Some Asthmatics are Good Actors
Believe it or not, there are a few asthmatics that really do have asthma, but they exaggerate their symptoms to take advantage of it to the full extent to get what they want. We call these asthmatics the “Actors.”
A while ago I had a patient I will refer to as “Carrie” who was admitted frequently with exacerbation of asthma. We RTs knew she was a great actor, so we referred to her diagnosis as “exaggeration of asthma.”
When Carrie was a little girl she was adamantly against going to Aunt Bessie’s funeral, but her dad was making her go.
“But I can’t breathe,” she said, faking a gasp.
“Oh, my poor baby,” her dad said, “You can stay home.”
“Aha,” she thinks as she watches her dad’s truck roll down the driveway. “This works even better than batting my eyes and begging.”

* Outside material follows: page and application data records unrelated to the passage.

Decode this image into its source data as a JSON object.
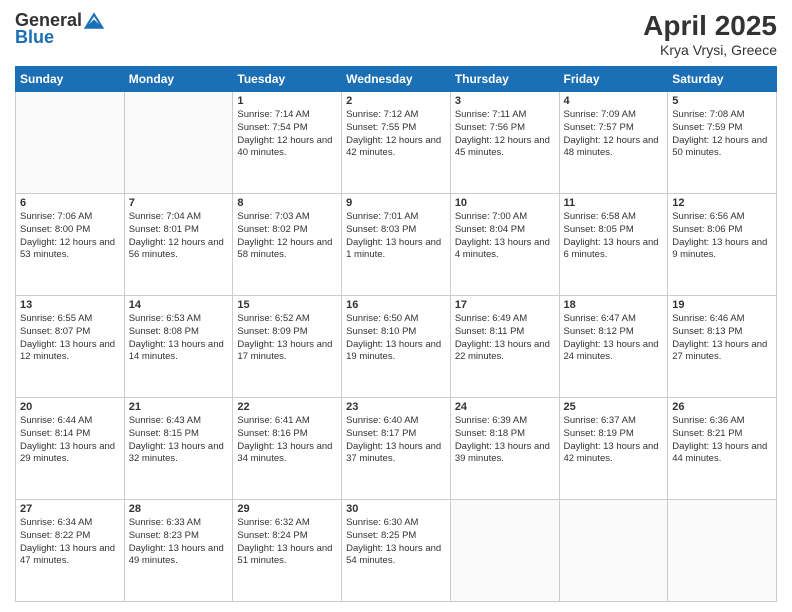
{
  "logo": {
    "general": "General",
    "blue": "Blue"
  },
  "title": "April 2025",
  "subtitle": "Krya Vrysi, Greece",
  "weekdays": [
    "Sunday",
    "Monday",
    "Tuesday",
    "Wednesday",
    "Thursday",
    "Friday",
    "Saturday"
  ],
  "weeks": [
    [
      {
        "day": "",
        "info": ""
      },
      {
        "day": "",
        "info": ""
      },
      {
        "day": "1",
        "info": "Sunrise: 7:14 AM\nSunset: 7:54 PM\nDaylight: 12 hours and 40 minutes."
      },
      {
        "day": "2",
        "info": "Sunrise: 7:12 AM\nSunset: 7:55 PM\nDaylight: 12 hours and 42 minutes."
      },
      {
        "day": "3",
        "info": "Sunrise: 7:11 AM\nSunset: 7:56 PM\nDaylight: 12 hours and 45 minutes."
      },
      {
        "day": "4",
        "info": "Sunrise: 7:09 AM\nSunset: 7:57 PM\nDaylight: 12 hours and 48 minutes."
      },
      {
        "day": "5",
        "info": "Sunrise: 7:08 AM\nSunset: 7:59 PM\nDaylight: 12 hours and 50 minutes."
      }
    ],
    [
      {
        "day": "6",
        "info": "Sunrise: 7:06 AM\nSunset: 8:00 PM\nDaylight: 12 hours and 53 minutes."
      },
      {
        "day": "7",
        "info": "Sunrise: 7:04 AM\nSunset: 8:01 PM\nDaylight: 12 hours and 56 minutes."
      },
      {
        "day": "8",
        "info": "Sunrise: 7:03 AM\nSunset: 8:02 PM\nDaylight: 12 hours and 58 minutes."
      },
      {
        "day": "9",
        "info": "Sunrise: 7:01 AM\nSunset: 8:03 PM\nDaylight: 13 hours and 1 minute."
      },
      {
        "day": "10",
        "info": "Sunrise: 7:00 AM\nSunset: 8:04 PM\nDaylight: 13 hours and 4 minutes."
      },
      {
        "day": "11",
        "info": "Sunrise: 6:58 AM\nSunset: 8:05 PM\nDaylight: 13 hours and 6 minutes."
      },
      {
        "day": "12",
        "info": "Sunrise: 6:56 AM\nSunset: 8:06 PM\nDaylight: 13 hours and 9 minutes."
      }
    ],
    [
      {
        "day": "13",
        "info": "Sunrise: 6:55 AM\nSunset: 8:07 PM\nDaylight: 13 hours and 12 minutes."
      },
      {
        "day": "14",
        "info": "Sunrise: 6:53 AM\nSunset: 8:08 PM\nDaylight: 13 hours and 14 minutes."
      },
      {
        "day": "15",
        "info": "Sunrise: 6:52 AM\nSunset: 8:09 PM\nDaylight: 13 hours and 17 minutes."
      },
      {
        "day": "16",
        "info": "Sunrise: 6:50 AM\nSunset: 8:10 PM\nDaylight: 13 hours and 19 minutes."
      },
      {
        "day": "17",
        "info": "Sunrise: 6:49 AM\nSunset: 8:11 PM\nDaylight: 13 hours and 22 minutes."
      },
      {
        "day": "18",
        "info": "Sunrise: 6:47 AM\nSunset: 8:12 PM\nDaylight: 13 hours and 24 minutes."
      },
      {
        "day": "19",
        "info": "Sunrise: 6:46 AM\nSunset: 8:13 PM\nDaylight: 13 hours and 27 minutes."
      }
    ],
    [
      {
        "day": "20",
        "info": "Sunrise: 6:44 AM\nSunset: 8:14 PM\nDaylight: 13 hours and 29 minutes."
      },
      {
        "day": "21",
        "info": "Sunrise: 6:43 AM\nSunset: 8:15 PM\nDaylight: 13 hours and 32 minutes."
      },
      {
        "day": "22",
        "info": "Sunrise: 6:41 AM\nSunset: 8:16 PM\nDaylight: 13 hours and 34 minutes."
      },
      {
        "day": "23",
        "info": "Sunrise: 6:40 AM\nSunset: 8:17 PM\nDaylight: 13 hours and 37 minutes."
      },
      {
        "day": "24",
        "info": "Sunrise: 6:39 AM\nSunset: 8:18 PM\nDaylight: 13 hours and 39 minutes."
      },
      {
        "day": "25",
        "info": "Sunrise: 6:37 AM\nSunset: 8:19 PM\nDaylight: 13 hours and 42 minutes."
      },
      {
        "day": "26",
        "info": "Sunrise: 6:36 AM\nSunset: 8:21 PM\nDaylight: 13 hours and 44 minutes."
      }
    ],
    [
      {
        "day": "27",
        "info": "Sunrise: 6:34 AM\nSunset: 8:22 PM\nDaylight: 13 hours and 47 minutes."
      },
      {
        "day": "28",
        "info": "Sunrise: 6:33 AM\nSunset: 8:23 PM\nDaylight: 13 hours and 49 minutes."
      },
      {
        "day": "29",
        "info": "Sunrise: 6:32 AM\nSunset: 8:24 PM\nDaylight: 13 hours and 51 minutes."
      },
      {
        "day": "30",
        "info": "Sunrise: 6:30 AM\nSunset: 8:25 PM\nDaylight: 13 hours and 54 minutes."
      },
      {
        "day": "",
        "info": ""
      },
      {
        "day": "",
        "info": ""
      },
      {
        "day": "",
        "info": ""
      }
    ]
  ]
}
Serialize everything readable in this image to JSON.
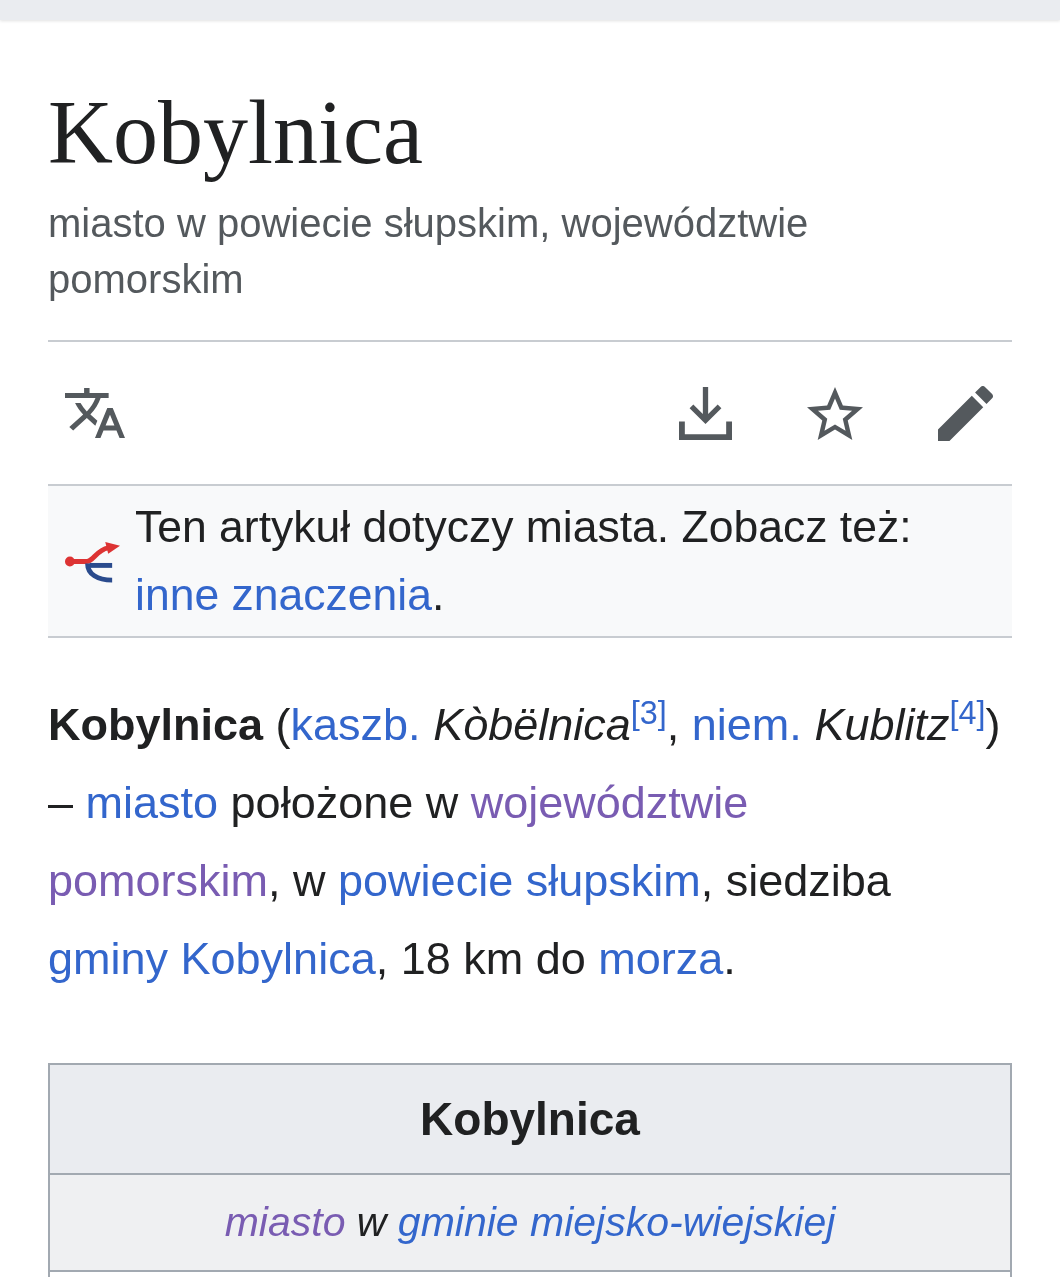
{
  "title": "Kobylnica",
  "description": "miasto w powiecie słupskim, województwie pomorskim",
  "page_actions": [
    {
      "kind": "translate"
    },
    {
      "kind": "download"
    },
    {
      "kind": "star"
    },
    {
      "kind": "edit"
    }
  ],
  "hatnote": [
    {
      "kind": "text",
      "text": "Ten artykuł dotyczy miasta. Zobacz też: "
    },
    {
      "kind": "link",
      "text": "inne znaczenia",
      "visited": false
    },
    {
      "kind": "text",
      "text": "."
    }
  ],
  "lead": [
    {
      "kind": "text",
      "text": "**Kobylnica** ("
    },
    {
      "kind": "link",
      "text": "kaszb.",
      "visited": false
    },
    {
      "kind": "text",
      "text": " *Kòbëlnica*"
    },
    {
      "kind": "ref",
      "text": "[3]",
      "visited": false
    },
    {
      "kind": "text",
      "text": ", "
    },
    {
      "kind": "link",
      "text": "niem.",
      "visited": false
    },
    {
      "kind": "text",
      "text": " *Kublitz*"
    },
    {
      "kind": "ref",
      "text": "[4]",
      "visited": false
    },
    {
      "kind": "text",
      "text": ") – "
    },
    {
      "kind": "link",
      "text": "miasto",
      "visited": false
    },
    {
      "kind": "text",
      "text": " położone w "
    },
    {
      "kind": "link",
      "text": "województwie",
      "visited": true
    },
    {
      "kind": "break"
    },
    {
      "kind": "link",
      "text": "pomorskim",
      "visited": true
    },
    {
      "kind": "text",
      "text": ", w "
    },
    {
      "kind": "link",
      "text": "powiecie słupskim",
      "visited": false
    },
    {
      "kind": "text",
      "text": ", siedziba "
    },
    {
      "kind": "link",
      "text": "gminy Kobylnica",
      "visited": false
    },
    {
      "kind": "text",
      "text": ", 18 km do "
    },
    {
      "kind": "link",
      "text": "morza",
      "visited": false
    },
    {
      "kind": "text",
      "text": "."
    }
  ],
  "infobox": {
    "title": "Kobylnica",
    "caption": [
      {
        "kind": "link",
        "text": "miasto",
        "visited": true
      },
      {
        "kind": "text",
        "text": " w "
      },
      {
        "kind": "link",
        "text": "gminie miejsko-wiejskiej",
        "visited": false
      }
    ]
  }
}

A year later, when she learned she was going to have to play dodge ball in gym class, she took a couple puffs of her inhaler in front of her teacher and panted a little.
She was dismissed from class. (I did this once myself. The two class bullies who wanted me dead were threatening to throw the ball at my head.)

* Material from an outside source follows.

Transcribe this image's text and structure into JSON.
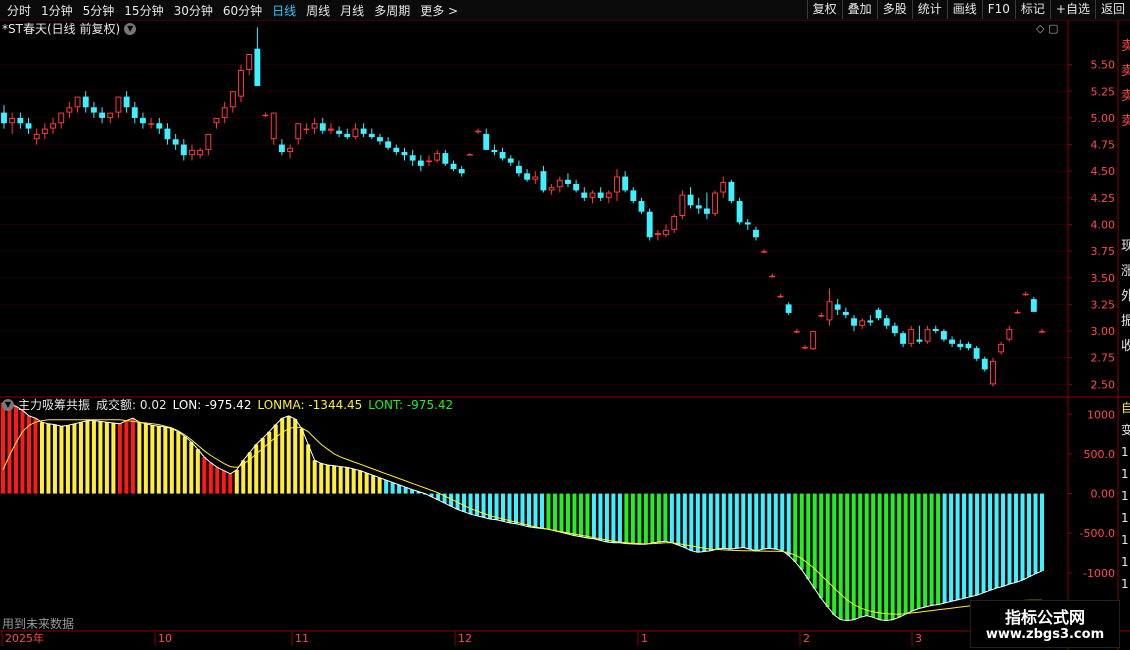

One night in college Carrie had a ton of homework and three tests to study for. She ran two laps around the dorm and called her professor before she caught her breath.
Her professor told her to reschedule the exams and take it easy.
Years later, as an adult, she had five kids running around her house and she was getting very stressed. Not only that, but she just found out her husband was having an affair with his secretary. So she quit taking her preventative medicine and bought a cat and a dog knowing she was allergic to both.
When she became short of breath she did not bother taking her inhaler, by golly. What she did instead was have her husband take her to the ER. When the ER doctor sent her home, she simply repeated the steps above until she finally won herself a deluxe hospital suite complete with her own restroom and maid service.
Two weeks later she was fully rested and stress free and returned to her family with all their love and sympathy she earned from being sick.
Shortly after, she returned to the ER. Again she was admitted. Only this time, her respiratory therapist starts to catch on to her. One day she was bored and decided to play Good Samaritan and help her roommate walk to the bathroom. She was unaware that Rick, her RT, was standing outside the door watching her.
“Hey!” he said. She jumped. “You must be feeling better.”
“This is hard for me,” she said, suddenly faking a wheeze, and closing the bathroom door behind the naked rump of her elderly roommate. “But no one answered her call for help, so I thought I’d help her.”
“If you’re having trouble breathing, you shouldn’t be getting out of bed. You need to be taking it easy.”
“Yeah, well,” cough-cough, “I think I need a treatment now.”
He educates her on taking her medications correctly and avoiding her asthma triggers, but it really doesn’t matter. Six weeks later she fools her doctor again.
The problem with actors is a good doctor has no choice but to give a patient the benefit of the doubt. He has to treat her as though she were really sick, and that usually means high doses of oral steroids, which come with side effects. Now she has asthma, stress at home, a puffy face and anxiety from the steroids to boot. She is a mess.
We RTs definitely have empathy for actors, but it gets difficult to take them seriously after a while – however we always do. Perhaps all of us asthmatics have a little Carrie in us at times. Lord knows I’ve exaggerated my asthma a time or two, but usually I felt guilty in the end. I also acted once when my dad wanted us boys to stack wood. However, I only did this once because I felt guilty using my asthma to get out of work. I imagine it’s guilt that prevents most of us from becoming full time actors like Carrie.
But guilt shouldn’t be all. Asthma is not a game. Faking asthma is just plain unwise. The most these folks can expect to gain is a bunch of people feeling sorry for them.
John Bottrell is a registered Respiratory Therapist. He wrote for HealthCentral as a health professional for Asthma and Chronic Obstructive Pulmonary Disease (COPD).